Published: Updated:

CBS News faces mounting calls for an investigation into how its flagship program “60 Minutes” aired a false witness account of the 2012 attack on the U.S. diplomatic mission in Benghazi, Libya.

“CBS News is under mounting pressure to launch an independent investigation into how 60 Minutes came to mislead its audience in an October 27th report that relied almost exclusively on a source they knew was an admitted liar,” Media Matters of America, a U.S.-based non-governmental organization, said Monday on its website.

The report by CBS News chief foreign correspondent Lara Logan centered around the witness account of “Morgan Jones,” whose real name is Dylan Davies, a security guard with the Blue Mountain Group, a British firm that was responsible for monitoring the U.S. diplomatic mission.

Davies said he was present during the attack, in which four Americans, including ambassador Chris Stevens, were killed.

However, four days after the program was aired, the Washington Post challenged Davies’s account.

The newspaper said he had previously told the Blue Mountain Group, in an official incident report, that he was nowhere near the U.S. embassy at the time.

Calls to investigate Logan’s report are mounting, despite the award-winning correspondent apologizing twice.

“We realized we had been misled, and it was a mistake to include him in our report.
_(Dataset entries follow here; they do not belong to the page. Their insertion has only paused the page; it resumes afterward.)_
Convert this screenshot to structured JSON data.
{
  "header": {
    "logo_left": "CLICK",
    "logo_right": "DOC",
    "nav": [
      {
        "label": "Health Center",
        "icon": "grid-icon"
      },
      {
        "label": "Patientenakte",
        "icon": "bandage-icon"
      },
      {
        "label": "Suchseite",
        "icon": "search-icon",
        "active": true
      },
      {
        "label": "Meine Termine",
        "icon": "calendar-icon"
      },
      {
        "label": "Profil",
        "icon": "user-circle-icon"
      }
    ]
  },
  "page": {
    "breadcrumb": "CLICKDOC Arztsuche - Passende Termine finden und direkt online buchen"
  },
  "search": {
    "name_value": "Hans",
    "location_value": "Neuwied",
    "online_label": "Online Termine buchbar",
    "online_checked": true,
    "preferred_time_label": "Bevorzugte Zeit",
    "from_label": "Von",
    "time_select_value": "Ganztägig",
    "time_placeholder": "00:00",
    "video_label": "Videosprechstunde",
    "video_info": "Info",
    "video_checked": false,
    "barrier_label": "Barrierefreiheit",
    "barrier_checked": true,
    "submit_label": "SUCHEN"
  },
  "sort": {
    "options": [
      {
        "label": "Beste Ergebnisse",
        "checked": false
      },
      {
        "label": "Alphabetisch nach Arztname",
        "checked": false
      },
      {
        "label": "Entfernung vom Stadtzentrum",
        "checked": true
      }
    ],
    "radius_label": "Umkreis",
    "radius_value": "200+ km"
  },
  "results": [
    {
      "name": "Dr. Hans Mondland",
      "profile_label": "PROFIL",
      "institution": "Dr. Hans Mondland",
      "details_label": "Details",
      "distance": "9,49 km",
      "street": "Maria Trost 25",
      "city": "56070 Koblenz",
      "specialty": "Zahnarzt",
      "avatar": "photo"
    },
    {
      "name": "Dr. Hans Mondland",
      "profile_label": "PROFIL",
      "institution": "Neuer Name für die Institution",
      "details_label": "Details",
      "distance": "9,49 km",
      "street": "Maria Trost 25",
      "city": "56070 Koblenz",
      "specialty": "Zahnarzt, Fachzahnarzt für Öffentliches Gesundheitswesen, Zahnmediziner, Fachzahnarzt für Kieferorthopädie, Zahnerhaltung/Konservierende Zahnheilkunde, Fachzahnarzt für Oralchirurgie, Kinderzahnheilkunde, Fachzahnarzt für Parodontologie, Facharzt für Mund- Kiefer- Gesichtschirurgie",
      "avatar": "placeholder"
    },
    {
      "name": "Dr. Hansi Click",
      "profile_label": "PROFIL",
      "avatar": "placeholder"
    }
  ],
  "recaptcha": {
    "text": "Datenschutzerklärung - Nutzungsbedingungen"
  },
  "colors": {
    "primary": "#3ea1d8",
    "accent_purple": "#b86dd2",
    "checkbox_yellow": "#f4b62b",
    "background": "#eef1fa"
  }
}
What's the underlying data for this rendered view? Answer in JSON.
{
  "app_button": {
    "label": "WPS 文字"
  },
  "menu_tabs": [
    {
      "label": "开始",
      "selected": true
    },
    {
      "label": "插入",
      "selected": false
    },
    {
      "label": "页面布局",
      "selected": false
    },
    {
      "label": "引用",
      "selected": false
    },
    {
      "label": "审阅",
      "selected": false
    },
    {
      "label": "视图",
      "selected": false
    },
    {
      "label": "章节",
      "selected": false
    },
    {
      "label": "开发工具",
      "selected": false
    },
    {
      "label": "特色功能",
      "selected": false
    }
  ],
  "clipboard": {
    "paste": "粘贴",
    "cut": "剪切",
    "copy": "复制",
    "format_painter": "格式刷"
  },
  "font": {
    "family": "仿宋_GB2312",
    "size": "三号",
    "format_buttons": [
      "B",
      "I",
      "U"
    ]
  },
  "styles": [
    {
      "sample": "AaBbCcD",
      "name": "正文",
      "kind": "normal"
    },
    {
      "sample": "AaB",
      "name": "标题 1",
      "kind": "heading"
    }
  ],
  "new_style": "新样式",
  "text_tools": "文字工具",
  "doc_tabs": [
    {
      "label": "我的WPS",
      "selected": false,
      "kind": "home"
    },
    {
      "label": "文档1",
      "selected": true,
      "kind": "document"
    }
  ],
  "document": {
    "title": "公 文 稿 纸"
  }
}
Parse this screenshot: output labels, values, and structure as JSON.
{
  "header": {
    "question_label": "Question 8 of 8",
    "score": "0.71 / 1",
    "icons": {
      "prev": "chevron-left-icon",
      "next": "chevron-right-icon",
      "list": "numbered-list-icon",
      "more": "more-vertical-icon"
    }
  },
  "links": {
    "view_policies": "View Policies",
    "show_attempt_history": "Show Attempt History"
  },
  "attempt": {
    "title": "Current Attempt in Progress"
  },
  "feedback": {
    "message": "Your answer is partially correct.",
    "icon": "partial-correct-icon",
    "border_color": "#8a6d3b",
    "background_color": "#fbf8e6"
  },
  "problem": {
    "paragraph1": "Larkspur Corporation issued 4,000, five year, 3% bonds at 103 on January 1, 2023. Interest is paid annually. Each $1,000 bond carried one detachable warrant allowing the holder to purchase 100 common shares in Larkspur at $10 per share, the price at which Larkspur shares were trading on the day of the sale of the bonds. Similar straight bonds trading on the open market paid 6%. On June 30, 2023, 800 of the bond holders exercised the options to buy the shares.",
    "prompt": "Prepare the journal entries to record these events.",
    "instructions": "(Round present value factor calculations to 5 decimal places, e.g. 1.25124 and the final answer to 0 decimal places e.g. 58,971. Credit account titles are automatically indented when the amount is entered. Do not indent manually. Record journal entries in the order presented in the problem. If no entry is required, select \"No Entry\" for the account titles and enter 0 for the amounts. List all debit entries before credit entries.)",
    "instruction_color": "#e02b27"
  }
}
For that, we are very sorry. The most important thing to every person at 60 Minutes is the truth, and the truth is we made a mistake,” she said on CBS on Nov. 10.

Media Matters founder David Brock described the apology as “wholly inadequate and entirely self-serving.”
Brock repeated his call for CBS to appoint an independent commission to investigate the report, which has been retracted.

MSNBC host Ed Schultz and his guests called for an independent investigation into CBS. “The media’s on trial here, too,” said one guest.

According to The Guardian, “CBS has refused to order an investigation under the apparent belief that having apologized, the furor would now die down.”

A CBS spokesman had previously said in a statement that “as soon as we had confirmation of a problem with this report... we issued a statement to that effect; we then went on the air Friday morning to address it, correct it and apologize, spoke at length to media outlets about the matter and now have explained it to our audience in a correction on our broadcast.”

This is not the first time that CBS is facing a debacle after erroneous reporting.

In 2004, it appointed an independent investigation over the authenticity of documents used in a report challenging former U.S. President George W. Bush’s service during the Vietnam War.